- And the Bearcats football team went to State. What’s not to like?
One of my favorite improvements at the elementary level is the Professional Learning Communities (PLC) model they have implemented. That model brings teachers together at each grade level with robust data so they can work together to assess how they are doing and help each other be effective. Each grade level PLC sends a representative to the Building Leadership Team to share successes and concerns and to work across the grade bands to improve the whole school. I was so impressed when I saw the model in action that I took Robin Fitch, Principal of Frank Wagner Elementary to one of my client meetings to show this model to corporate executives. They were in awe.
Dr. Hoover and Dr. Mester also implemented state-of-the-art curriculum, much more robust professional development, better assessments, more effective data and a stronger teacher evaluation and discipline process. We aren’t yet at the level of test results we want, but we are showing good progress. As an example, the test scores for the fifth grade dramatically increased across the board this year at all five elementary schools. Since Dr. Hoover has been here six years, I consider the fifth grade one of the key indicators that the plan he has implemented is working. It clearly is.
But there is still more to do! Here are the things I think we all need to be concerned about:
- Aging facilities. We have old buildings and a lot of deferred maintenance and we are short of space. As we start another cycle of growth, that is going to be a problem very soon. We already have 34 portables spread among the ten schools, housing close to 800 kids – with two more scheduled for this fall. That is the equivalent of two elementary schools or a middle school.
- Struggling families. We still have a lot of local families who are desperately poor. That translates into kids who come to school without the experience, supplies, readiness and support they need. The strongest correlation with academic success is family income. It’s a community challenge that we will need your help to overcome and I’ve been gratified to see how many groups have already stepped up to this challenge! The food bank, the YMCA and the Boys & Girls Club are just a few that are incredible partners in this effort. But we still need more!
- Low test scores. Many of the kids in the families noted above are having trouble academically. In one of our schools, we have over 80% of the kids on free and reduced lunches; 48% of them don’t speak English as their native language; 25% of them qualify for special education; and we have a 20% turnover rate since their families are very prone to moving to find stability. It’s a huge challenge for the kids, their families and the teachers.
- We did not pass the technology levy, which has left us behind on providing tools at the level parents provide at home, and our kids need to be competitive. Hopefully, we can correct this soon. This town deserves great schools and we have the team in place to produce them. We need to give them the support they need to get it done.
The bottom line is that we have good schools and they are just getting better. We have great teachers and great educational leaders in this town. Join me in thanking Dr. Hoover and his team of extraordinary educators. We are lucky to have them. I look forward to working with you to take these schools all the way to great!

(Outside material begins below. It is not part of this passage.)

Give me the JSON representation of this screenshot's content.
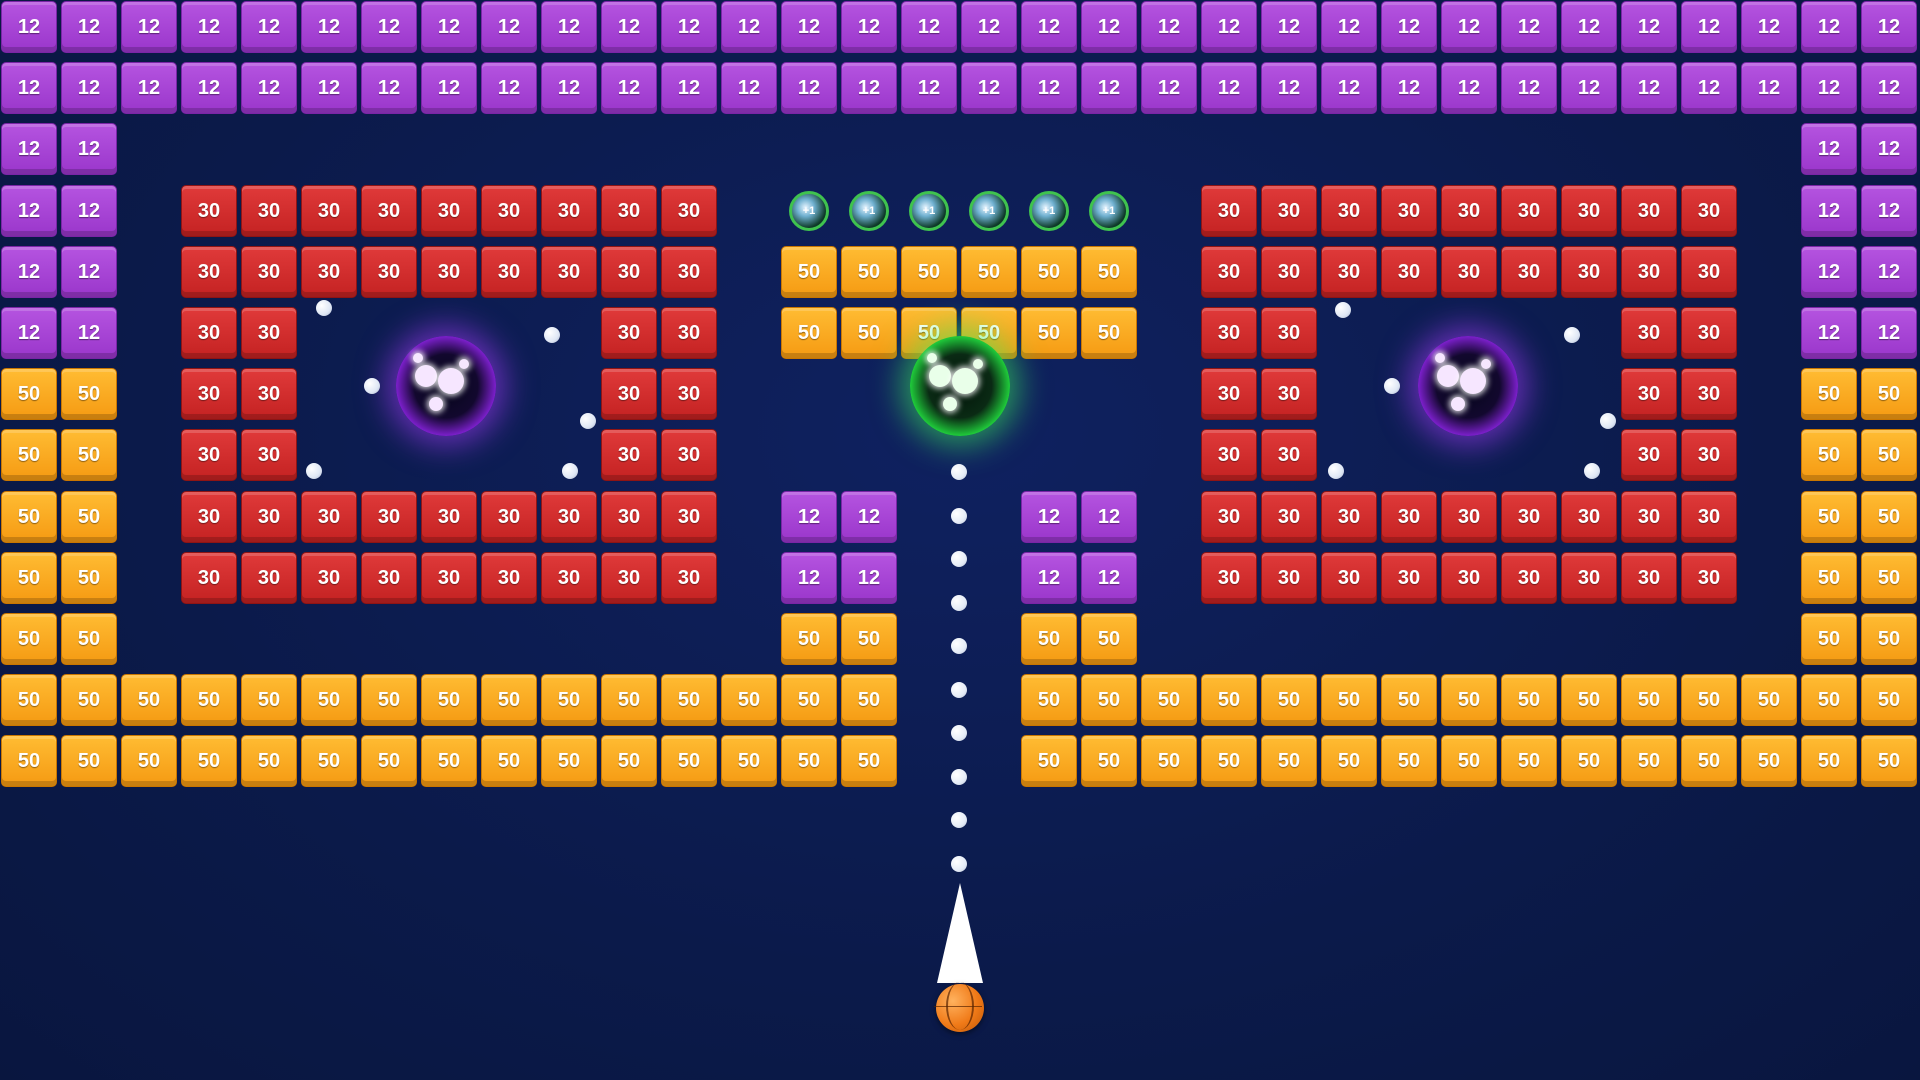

Nancy Truitt-Pierce is the Monroe School Board Director for District #2. She annually submits an editorial on the state of the school district to the Monroe Monitor.